Task to carry out: From the records, report how many lines hold the word "dates", with the number as the sole reply.
___
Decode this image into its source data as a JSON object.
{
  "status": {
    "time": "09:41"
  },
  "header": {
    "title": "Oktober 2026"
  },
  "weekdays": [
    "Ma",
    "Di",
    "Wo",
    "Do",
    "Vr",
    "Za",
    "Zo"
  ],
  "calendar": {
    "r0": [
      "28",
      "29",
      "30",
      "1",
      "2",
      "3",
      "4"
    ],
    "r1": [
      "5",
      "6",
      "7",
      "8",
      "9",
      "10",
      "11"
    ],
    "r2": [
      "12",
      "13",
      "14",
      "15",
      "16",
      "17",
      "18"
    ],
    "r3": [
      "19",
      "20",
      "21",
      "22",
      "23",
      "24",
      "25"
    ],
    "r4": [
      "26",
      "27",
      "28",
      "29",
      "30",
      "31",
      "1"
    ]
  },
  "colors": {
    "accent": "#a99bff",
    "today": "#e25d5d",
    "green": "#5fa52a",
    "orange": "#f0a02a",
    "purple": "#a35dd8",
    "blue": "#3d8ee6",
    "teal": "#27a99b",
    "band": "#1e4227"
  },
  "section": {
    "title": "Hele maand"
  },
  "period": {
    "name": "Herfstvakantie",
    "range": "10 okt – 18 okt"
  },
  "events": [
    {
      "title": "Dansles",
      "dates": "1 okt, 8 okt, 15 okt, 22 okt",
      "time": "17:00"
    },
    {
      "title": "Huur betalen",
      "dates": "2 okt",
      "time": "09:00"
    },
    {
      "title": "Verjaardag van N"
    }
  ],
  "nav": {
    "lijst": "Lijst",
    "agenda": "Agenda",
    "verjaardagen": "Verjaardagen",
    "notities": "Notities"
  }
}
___
Response below: 2